Start of Task data

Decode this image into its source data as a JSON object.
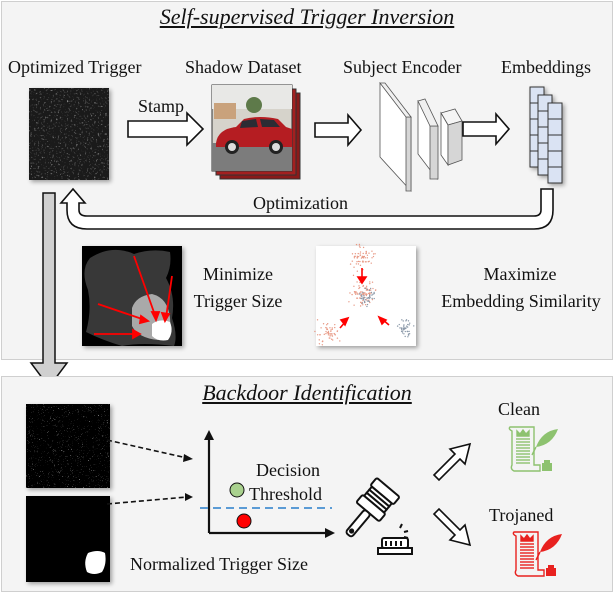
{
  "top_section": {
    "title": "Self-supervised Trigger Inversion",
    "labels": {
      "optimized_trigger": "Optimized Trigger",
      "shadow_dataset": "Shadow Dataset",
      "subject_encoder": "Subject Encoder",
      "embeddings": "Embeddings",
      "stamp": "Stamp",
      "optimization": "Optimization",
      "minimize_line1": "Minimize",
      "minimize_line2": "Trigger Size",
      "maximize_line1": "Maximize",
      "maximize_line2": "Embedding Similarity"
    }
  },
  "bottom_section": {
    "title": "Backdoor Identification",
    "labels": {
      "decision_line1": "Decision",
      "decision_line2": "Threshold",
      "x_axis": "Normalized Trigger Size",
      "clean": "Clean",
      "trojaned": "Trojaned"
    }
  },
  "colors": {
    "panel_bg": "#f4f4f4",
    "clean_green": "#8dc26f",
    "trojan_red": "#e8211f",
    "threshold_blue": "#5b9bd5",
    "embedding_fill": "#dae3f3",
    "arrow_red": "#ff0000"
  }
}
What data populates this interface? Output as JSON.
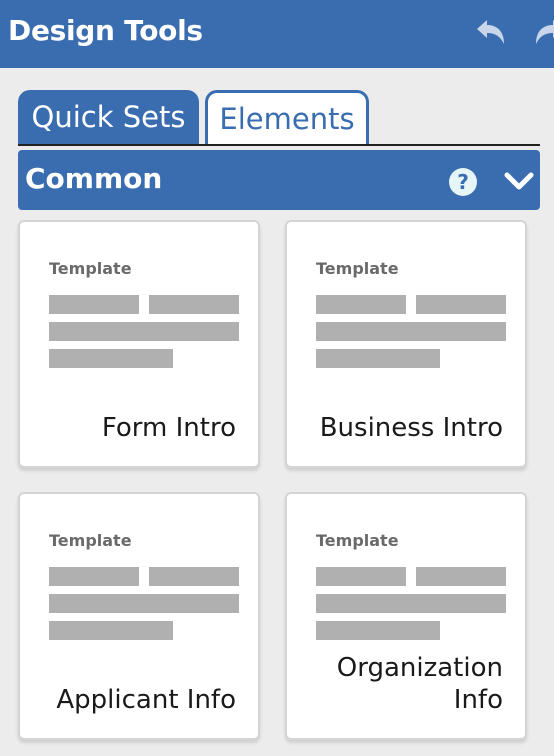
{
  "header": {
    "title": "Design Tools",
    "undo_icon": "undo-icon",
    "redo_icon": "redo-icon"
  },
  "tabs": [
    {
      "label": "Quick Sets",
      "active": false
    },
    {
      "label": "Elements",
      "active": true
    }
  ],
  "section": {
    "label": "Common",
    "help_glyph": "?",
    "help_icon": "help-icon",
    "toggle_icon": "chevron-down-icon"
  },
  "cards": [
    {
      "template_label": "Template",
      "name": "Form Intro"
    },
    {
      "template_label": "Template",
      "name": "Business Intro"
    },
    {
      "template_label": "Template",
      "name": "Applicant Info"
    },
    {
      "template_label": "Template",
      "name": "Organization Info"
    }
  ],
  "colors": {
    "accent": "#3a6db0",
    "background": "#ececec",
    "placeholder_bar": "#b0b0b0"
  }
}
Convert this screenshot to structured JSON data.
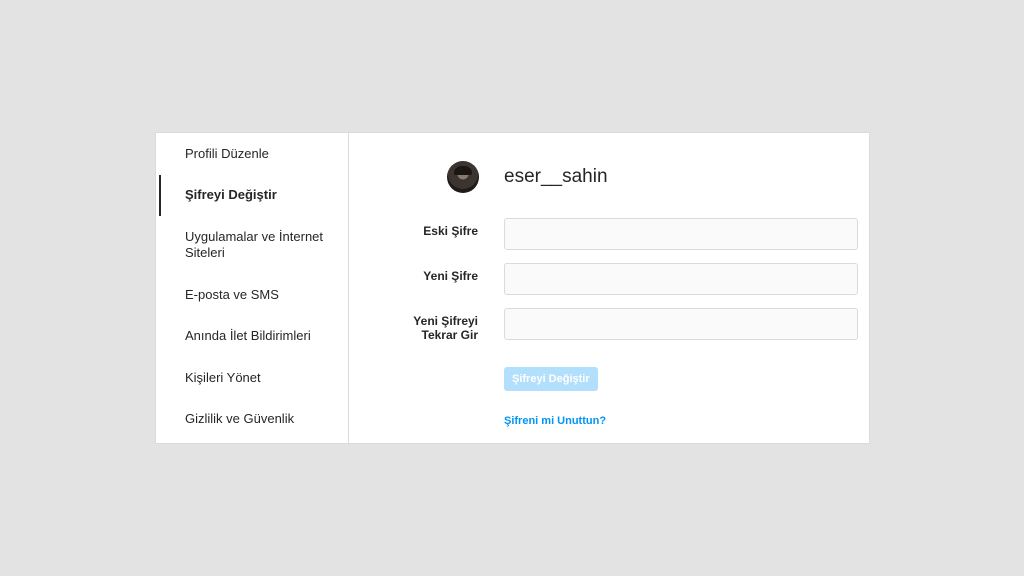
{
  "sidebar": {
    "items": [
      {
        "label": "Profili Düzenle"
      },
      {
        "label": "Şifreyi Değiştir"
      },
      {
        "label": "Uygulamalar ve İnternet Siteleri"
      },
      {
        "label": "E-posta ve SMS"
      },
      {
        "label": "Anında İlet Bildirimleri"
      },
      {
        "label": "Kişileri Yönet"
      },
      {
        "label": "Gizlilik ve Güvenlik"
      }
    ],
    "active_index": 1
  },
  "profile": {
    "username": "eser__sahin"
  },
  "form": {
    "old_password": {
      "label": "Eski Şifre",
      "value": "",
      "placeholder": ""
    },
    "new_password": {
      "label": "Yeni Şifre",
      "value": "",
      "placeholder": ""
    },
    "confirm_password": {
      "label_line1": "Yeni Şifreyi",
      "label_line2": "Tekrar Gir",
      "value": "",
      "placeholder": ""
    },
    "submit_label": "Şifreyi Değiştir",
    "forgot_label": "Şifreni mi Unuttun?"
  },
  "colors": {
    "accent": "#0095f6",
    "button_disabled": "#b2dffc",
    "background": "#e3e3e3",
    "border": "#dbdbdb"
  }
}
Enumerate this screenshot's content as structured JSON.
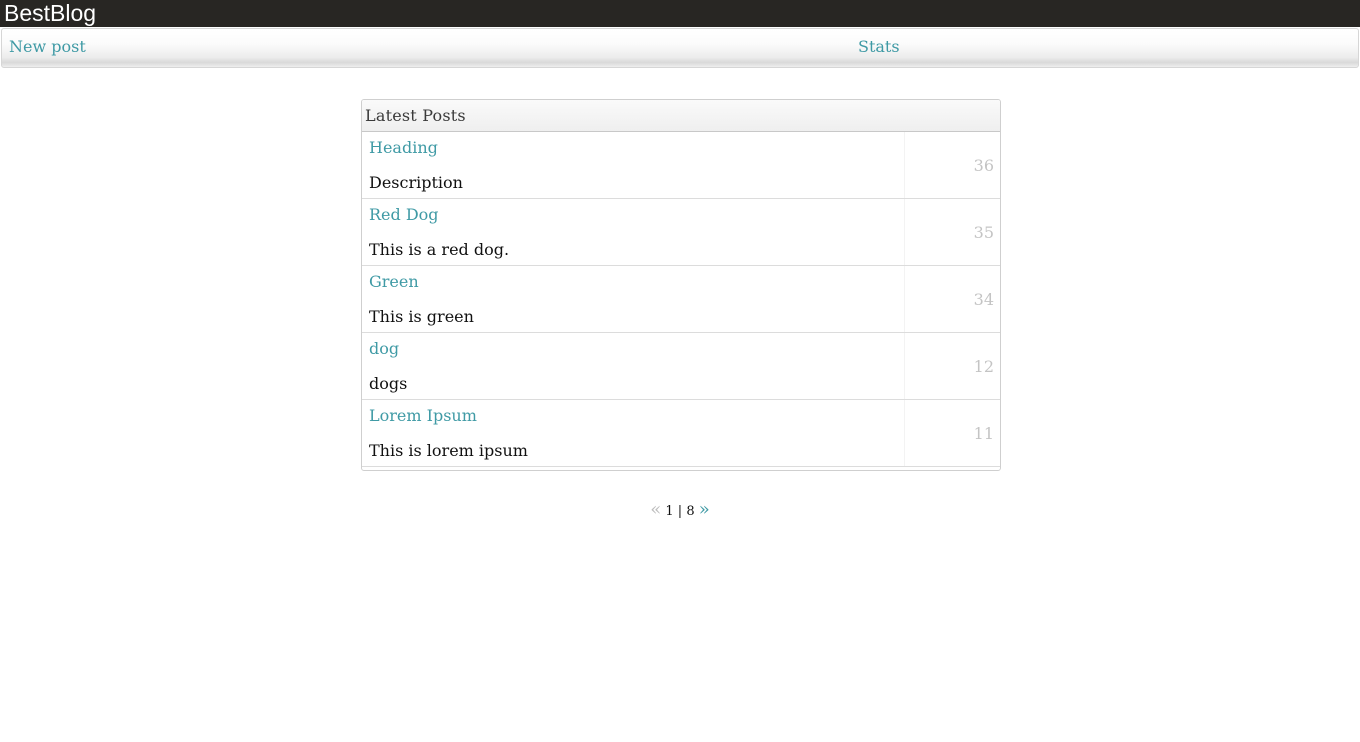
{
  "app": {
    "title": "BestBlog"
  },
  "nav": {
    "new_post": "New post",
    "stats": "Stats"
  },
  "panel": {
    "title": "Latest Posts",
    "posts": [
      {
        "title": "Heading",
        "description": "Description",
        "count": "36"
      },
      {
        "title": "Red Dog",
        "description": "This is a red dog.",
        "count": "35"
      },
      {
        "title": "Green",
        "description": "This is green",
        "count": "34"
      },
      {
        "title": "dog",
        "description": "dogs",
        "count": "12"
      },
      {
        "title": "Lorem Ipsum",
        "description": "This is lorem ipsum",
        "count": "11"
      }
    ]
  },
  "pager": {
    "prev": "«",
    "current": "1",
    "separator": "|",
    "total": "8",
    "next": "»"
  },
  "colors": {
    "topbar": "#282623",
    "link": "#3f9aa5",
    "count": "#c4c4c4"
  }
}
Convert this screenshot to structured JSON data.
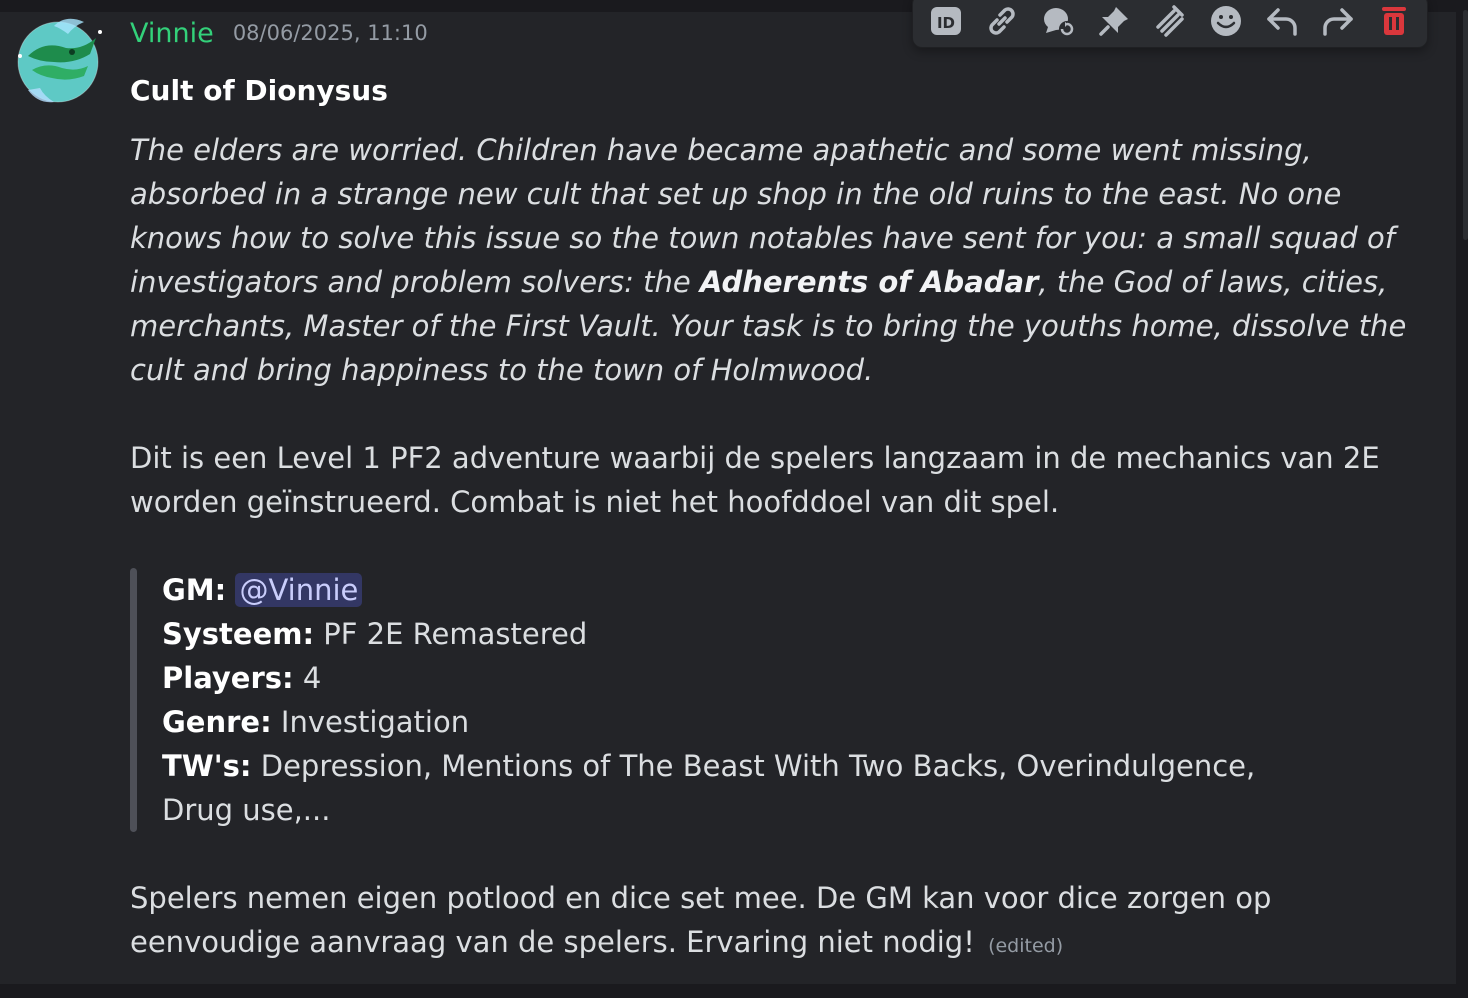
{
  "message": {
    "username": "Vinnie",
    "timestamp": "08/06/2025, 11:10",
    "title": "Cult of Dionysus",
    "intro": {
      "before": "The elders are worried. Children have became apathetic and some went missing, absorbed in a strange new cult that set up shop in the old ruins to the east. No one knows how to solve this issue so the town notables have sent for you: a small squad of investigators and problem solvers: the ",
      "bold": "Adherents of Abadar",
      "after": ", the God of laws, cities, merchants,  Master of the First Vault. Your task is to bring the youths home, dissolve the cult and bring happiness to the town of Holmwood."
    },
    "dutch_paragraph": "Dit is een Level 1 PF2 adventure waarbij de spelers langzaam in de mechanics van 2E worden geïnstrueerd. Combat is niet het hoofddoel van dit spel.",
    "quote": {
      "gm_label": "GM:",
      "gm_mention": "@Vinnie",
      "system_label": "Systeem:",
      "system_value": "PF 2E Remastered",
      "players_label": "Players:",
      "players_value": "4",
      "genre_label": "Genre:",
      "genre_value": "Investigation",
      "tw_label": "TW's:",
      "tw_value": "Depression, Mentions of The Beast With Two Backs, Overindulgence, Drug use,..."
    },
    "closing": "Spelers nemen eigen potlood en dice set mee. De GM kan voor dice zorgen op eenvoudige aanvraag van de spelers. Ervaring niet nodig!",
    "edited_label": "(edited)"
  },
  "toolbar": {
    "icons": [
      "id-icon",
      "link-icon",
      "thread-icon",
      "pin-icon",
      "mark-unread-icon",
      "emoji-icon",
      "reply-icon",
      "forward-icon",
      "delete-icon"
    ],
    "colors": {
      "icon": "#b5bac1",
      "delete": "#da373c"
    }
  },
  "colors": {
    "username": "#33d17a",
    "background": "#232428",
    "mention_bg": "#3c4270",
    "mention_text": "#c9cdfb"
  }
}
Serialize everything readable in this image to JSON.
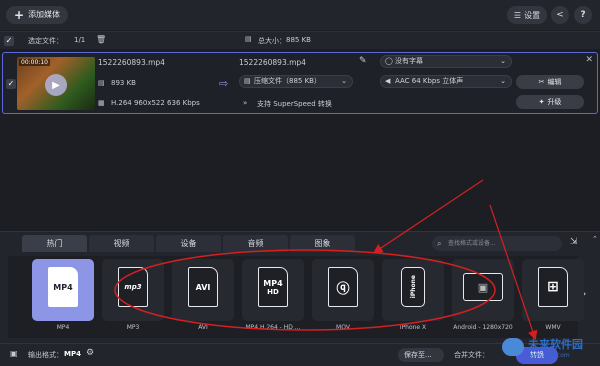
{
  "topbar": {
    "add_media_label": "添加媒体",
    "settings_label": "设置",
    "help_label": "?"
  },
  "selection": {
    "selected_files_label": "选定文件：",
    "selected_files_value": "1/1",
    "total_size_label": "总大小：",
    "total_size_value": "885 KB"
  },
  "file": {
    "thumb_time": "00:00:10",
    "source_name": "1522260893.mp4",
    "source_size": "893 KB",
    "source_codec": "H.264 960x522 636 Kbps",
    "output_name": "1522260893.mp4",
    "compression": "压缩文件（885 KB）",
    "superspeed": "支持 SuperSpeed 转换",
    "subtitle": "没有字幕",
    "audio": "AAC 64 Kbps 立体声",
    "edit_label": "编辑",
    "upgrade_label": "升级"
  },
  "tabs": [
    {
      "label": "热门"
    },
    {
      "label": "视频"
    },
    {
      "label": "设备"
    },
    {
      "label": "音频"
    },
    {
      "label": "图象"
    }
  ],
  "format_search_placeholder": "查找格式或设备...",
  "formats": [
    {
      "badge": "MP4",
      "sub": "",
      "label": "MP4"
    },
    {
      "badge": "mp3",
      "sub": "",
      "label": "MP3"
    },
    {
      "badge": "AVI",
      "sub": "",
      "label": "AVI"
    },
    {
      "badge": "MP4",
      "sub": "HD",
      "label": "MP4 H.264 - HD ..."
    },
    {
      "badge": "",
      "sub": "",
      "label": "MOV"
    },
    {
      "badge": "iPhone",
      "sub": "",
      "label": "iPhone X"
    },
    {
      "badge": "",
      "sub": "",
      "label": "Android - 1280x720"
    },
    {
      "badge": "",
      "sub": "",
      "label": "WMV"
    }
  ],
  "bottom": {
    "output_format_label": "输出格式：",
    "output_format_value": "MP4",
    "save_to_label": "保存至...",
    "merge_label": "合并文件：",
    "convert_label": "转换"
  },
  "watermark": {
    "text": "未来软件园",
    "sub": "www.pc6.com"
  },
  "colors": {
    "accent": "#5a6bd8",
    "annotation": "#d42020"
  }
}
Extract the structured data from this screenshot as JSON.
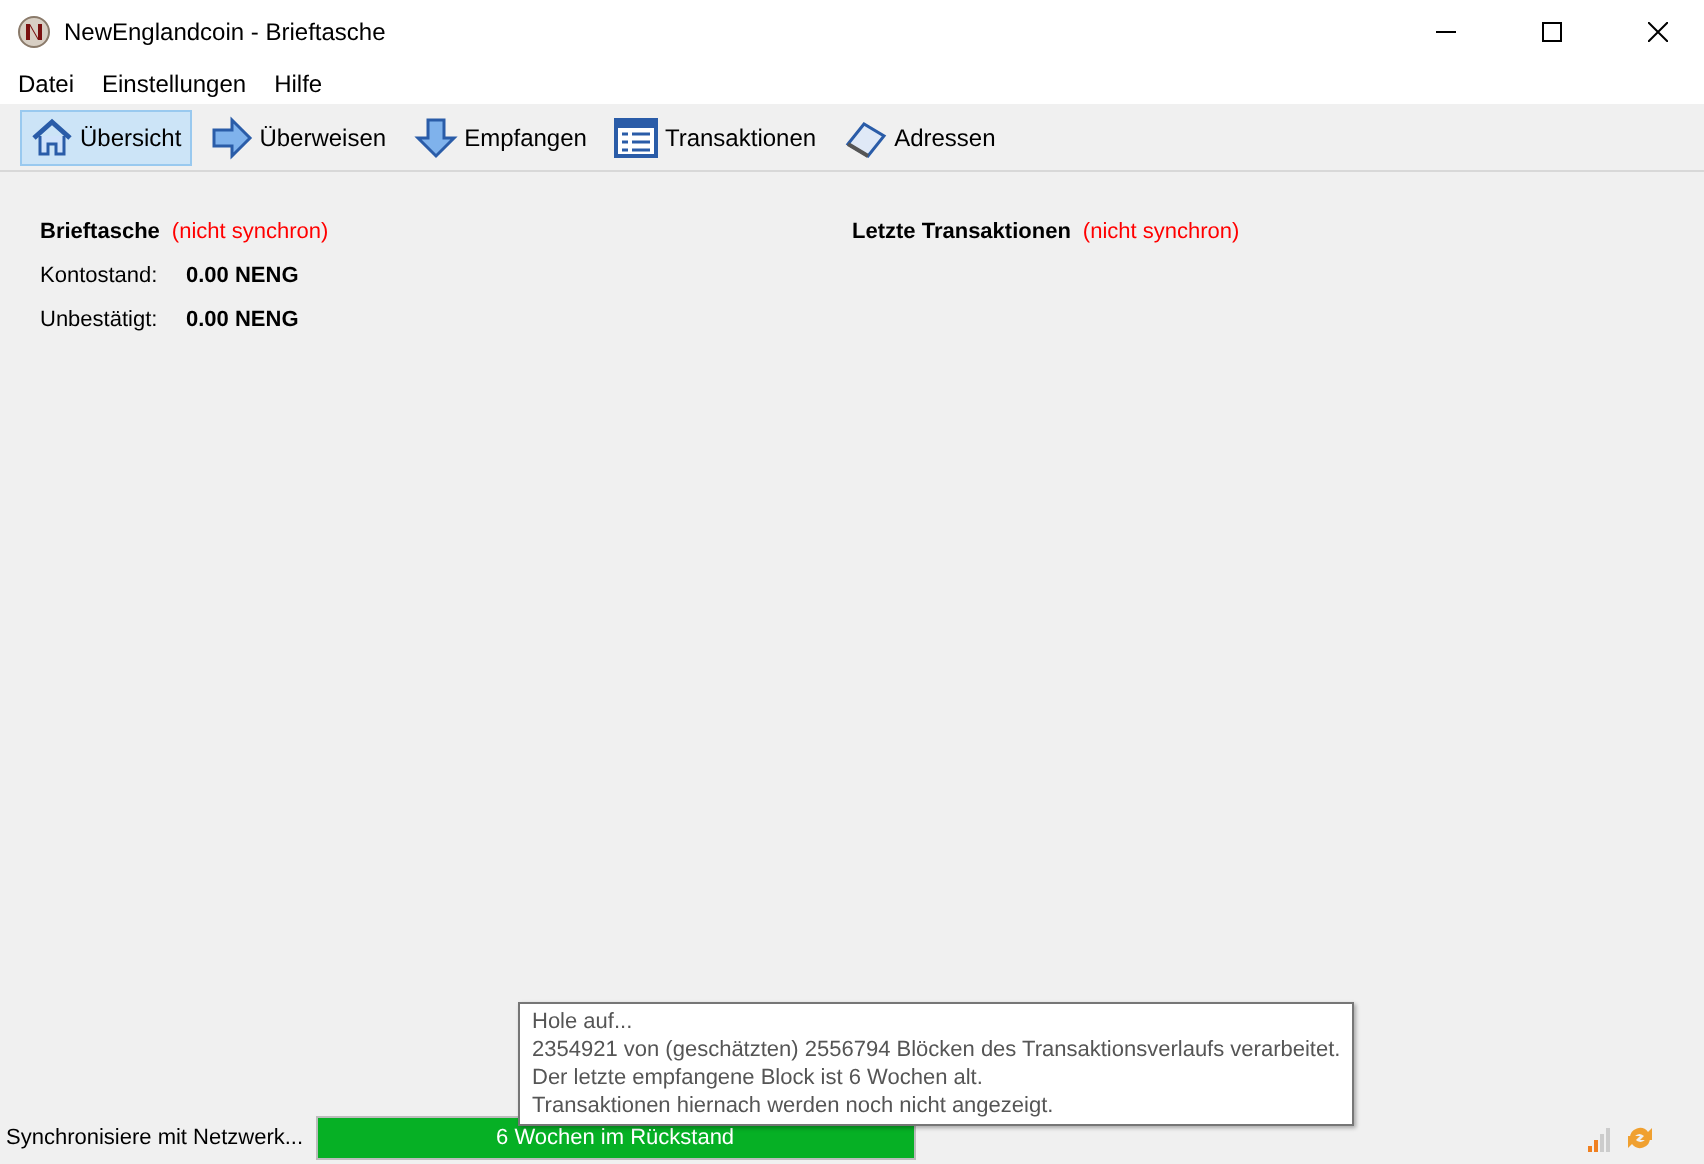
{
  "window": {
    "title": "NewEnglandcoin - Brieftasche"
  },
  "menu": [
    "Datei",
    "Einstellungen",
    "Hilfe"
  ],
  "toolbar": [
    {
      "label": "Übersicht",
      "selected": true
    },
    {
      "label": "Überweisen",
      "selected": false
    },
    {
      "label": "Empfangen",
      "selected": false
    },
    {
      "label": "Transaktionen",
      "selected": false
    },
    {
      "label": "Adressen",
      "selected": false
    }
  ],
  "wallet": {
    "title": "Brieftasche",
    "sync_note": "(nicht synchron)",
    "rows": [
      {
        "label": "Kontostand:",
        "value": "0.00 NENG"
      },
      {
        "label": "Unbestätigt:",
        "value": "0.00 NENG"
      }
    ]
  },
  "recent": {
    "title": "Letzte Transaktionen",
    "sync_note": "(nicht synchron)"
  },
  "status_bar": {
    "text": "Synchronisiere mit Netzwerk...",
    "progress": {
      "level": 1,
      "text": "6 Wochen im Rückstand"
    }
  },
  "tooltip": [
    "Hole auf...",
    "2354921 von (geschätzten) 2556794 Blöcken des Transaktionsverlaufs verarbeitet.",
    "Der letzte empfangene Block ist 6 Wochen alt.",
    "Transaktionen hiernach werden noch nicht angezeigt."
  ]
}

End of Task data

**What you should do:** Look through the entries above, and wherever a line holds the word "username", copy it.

**Output:**
    "username": "eser__sahin"
    "username": "Vinnie",
    "username": "#33d17a",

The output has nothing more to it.